I know I’m not alone in saying that I was a little sceptical about Record Store Day (RSD) when it first emerged. My friend and former colleague Jon Hillcock was excited about it and while I did mention it on the show I didn’t go to a shop that first year.
As someone who goes record shopping every week it seemed a little silly to single out one day as extra special. I had other quibbles - it’s ‘shop’ not ‘store’ and too much of what was on offer seemed like a ‘cash in’ or exploitation of an already dedicated dying breed. But the lure of those exciting exclusives proved too hard to resist and I happily joined the queues the following year.
Banquet Records in Kingston was my chosen destination and it was there that I really saw the light about how valuable Record Store Day could be. Speaking to co-owner of the shop Jon Tolley on the day, he explained that this was their old fashioned Christmas sales spike in one go, that RSD helped the shop survive for the rest of the year. Beyond the sense of fun and camaraderie that I felt around me, the survival of record shops really resonated with me. The demise and disappearance of the record shop from the high street has been a saddening and chastening development. Particularly as someone who knows, through working in radio, that there is no end of amazing new music being created. I, along with many others, had taken record shops for granted for too many years. By supporting them on Record Store Day I felt I could help the fight back.
I mention all this as I know some people still feel cynical about Record Store Day. I saw responses and comments in the press and on Twitter, following the announcement of the Bowie RSD releases a few weeks back, and also conversations I’ve had with other DJs who, like me, still go record shopping regularly.
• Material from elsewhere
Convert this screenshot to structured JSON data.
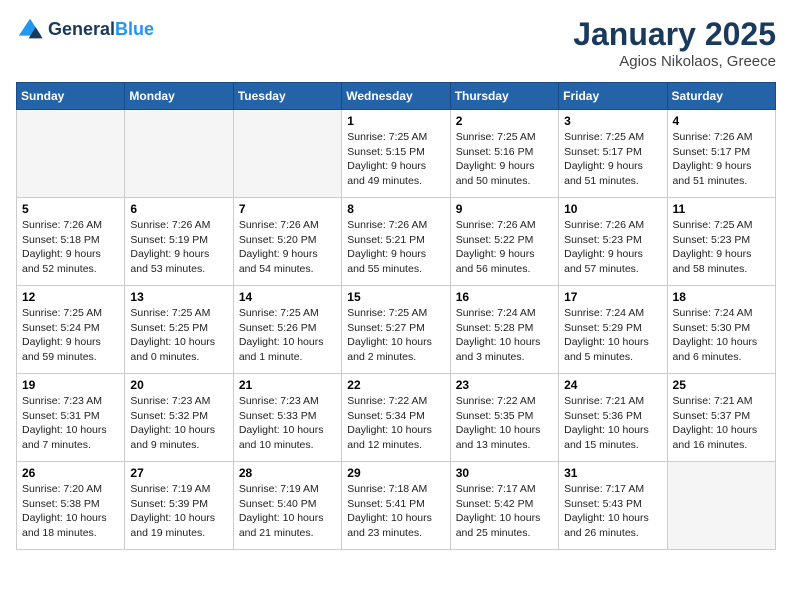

Anything that generates income, interest and involvement in our record shops has to be a good thing. They are centres of learning, entertainment and community or at least they can be, and Record Store Day highlights this. And let’s not forget you can pick up some amazing music. I still cherish and play the Zomby rave album from a couple of years back, as well as the fantastic Mystery Jets live album released last year. It’s important to buck the trend in de-valuing music that has developed since the world went digital.
This is why I’m delighted to be involved in Record Store Day this year not just as a punter, but as someone who has helped put together an actual release. I am lucky enough to have been able to compile an album of session highlights from my XFM radio show, X-Posure. The ‘XFM X-Posure Sessions On Vinyl’ album is a selection of 12 of my favourite session tracks from the last couple of years. It’s an all British cast of new and new-ish bands and artists such as Savages, Toy, Anna Calvi and Daughter, to name a few. I had to come up with some criteria to narrow the selection process just a little bit. X-Posure has hosted sessions from Adele to Wire over the years, so keeping it recent and upcoming seemed the sensible thing to do. I like to think that it flows well, a bit like my radio show (!), and that there are a few surprises on there like Glitches, Landshapes and Wrongtom & Deemas J that people might be hearing for the first time.
But really the most important aspect of the release is that it is being put out to support the charity War Child. The album is yours for a donation to War Child. A minimum of £10 seems like a bargain to me (although £20 would be even more helpful). For me, this album is a bit special. A vital document of the diversity and excellence of new British talent that has walked into the XFM session studio, all recorded by our extraordinarily adaptable engineer and producer Chris Denman. This is a piece of vinyl treasure. It won’t be digitally available. Up until now you’ve only been able to hear these versions on the airwaves. Now they have been turned into a physical object, a tactile thing of beauty that rewards all the senses. An ideal Record Store Day release and worthy of being the one reason to join the queues on the 19th April!
John Kennedy, XFM
X-Posure Mon-Thu 10pm–1am